The joy—and pathos—of these tragically lost worlds is beautifully and vibrantly documented in this collection of compelling portraits and street scenes photographed by Nicholas Blair. As a teenager lured to San Francisco from New York—via hitchhiking to Buenos Aires—Blair lived in a hippie-style arts commune just across town from the Castro. With a Leica rangefinder camera loaned to him by a childhood friend, Blair began honing his craft as a photographer amidst the explosion of LGBTQ life that was rapidly eclipsing the hippies as the most visible (and photographable) counter-culture movement of the day.
Blair's revealing, evocative, and celebratory photos are a window into the outburst of pent-up celebration and (occasionally) riotous ebullience of theretofore closeted persons who had suddenly felt the door of tolerance opening a crack, and who were now leaning in, hard, to live life openly as their true and genuine selves.
Perhaps most ironic, viewed from today’s perspective of intersectionality, is how extensively, especially in the San Francisco images, the “hippie” background dovetails with, for example, the vibrant flamboyance of many of those in the Pride Parades. How many degrees of separation are there, really, between Ken Kesey’s Merry Pranksters and The Sisters of Perpetual Indulgence?
If the specter of AIDS were not hanging over these photographs, it would be as if they were showing us a parallel universe where full equality under law for LGBTQ people could have come so much sooner.
As they stand, these historic images are time capsules of a few places in America, where, for the very first time, and for a very short while, it was ok to be gay.
What People Are Saying About Castro to Christopher
"In the 1980s you cruised and hit the streets, everything had to be a 3D activity to be successful. It was fun, sometimes thrilling, and often full of charming surprises. Nick Blair perceptively captures the zeitgeist of this time in these often arresting and beautiful black-and-white photographs. As art should, they emphatically speak for themselves and invoke in me a feeling of gratitude for having experienced an era of gay life that now feels very far removed from the world we live in." —Rahal Eks, activist, author, and painter
"Blair has done a beautiful job of capturing affections, hugs and kisses, from the men and women who came out on Pride Day to align themselves with the LGBT community. It’s a book full of life and sparkling with its suggestions of love." —Samuel R. Delany, author of Dhalgren, Dark Reflections, and The Mad Man
"These pictures are extraordinary. Call them street photographs if you like, but they're unexpectedly compelling and richly revealing. Made at crossroads of desire, they're all about everyday erotics and history, the politics of looking, and the rewards and consequences of being seen." —Marvin Heiferman, curator and writer
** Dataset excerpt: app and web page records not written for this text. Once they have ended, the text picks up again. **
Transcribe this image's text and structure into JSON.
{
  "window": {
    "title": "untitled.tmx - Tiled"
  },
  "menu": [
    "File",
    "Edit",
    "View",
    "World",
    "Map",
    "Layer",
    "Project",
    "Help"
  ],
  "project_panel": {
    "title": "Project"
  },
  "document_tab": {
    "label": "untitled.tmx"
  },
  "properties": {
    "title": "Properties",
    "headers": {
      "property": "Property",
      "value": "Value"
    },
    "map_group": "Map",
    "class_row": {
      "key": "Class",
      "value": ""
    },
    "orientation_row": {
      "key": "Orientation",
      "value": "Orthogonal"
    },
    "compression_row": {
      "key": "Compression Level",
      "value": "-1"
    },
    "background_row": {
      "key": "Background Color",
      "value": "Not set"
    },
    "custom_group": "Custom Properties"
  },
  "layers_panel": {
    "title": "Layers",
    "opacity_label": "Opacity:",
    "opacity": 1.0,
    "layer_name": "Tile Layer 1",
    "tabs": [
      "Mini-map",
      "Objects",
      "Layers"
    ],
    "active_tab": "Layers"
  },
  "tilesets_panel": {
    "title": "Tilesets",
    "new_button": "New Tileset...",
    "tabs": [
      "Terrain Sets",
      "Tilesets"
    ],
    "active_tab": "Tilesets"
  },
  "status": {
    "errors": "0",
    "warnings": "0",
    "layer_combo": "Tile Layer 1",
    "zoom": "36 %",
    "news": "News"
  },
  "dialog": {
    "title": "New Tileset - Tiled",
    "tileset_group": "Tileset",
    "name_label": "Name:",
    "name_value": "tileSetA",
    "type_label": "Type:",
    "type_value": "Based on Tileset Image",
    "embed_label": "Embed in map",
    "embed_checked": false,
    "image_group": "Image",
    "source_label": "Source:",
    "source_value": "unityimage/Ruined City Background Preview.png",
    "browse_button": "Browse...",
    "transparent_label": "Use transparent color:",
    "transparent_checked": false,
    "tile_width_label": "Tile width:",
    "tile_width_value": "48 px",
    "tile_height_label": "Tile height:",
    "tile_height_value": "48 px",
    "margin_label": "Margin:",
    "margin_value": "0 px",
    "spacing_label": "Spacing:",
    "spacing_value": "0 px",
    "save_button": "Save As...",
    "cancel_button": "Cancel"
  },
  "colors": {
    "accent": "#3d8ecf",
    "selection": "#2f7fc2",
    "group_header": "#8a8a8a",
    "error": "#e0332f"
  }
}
"It will be hard for any gay person to look at these photos without a searing sense of loss. Even the streets themselves—in the Castro and the West Village—would no longer strike anyone as gay neighborhoods at all. But loss isn’t the only feeling these photos engender. When I look, I also feel warmth and wit, I feel invention and defiance, and, to quote Saint Donna (Summer), 'I Feel Love'.”—Jim Farber, (from the introduction)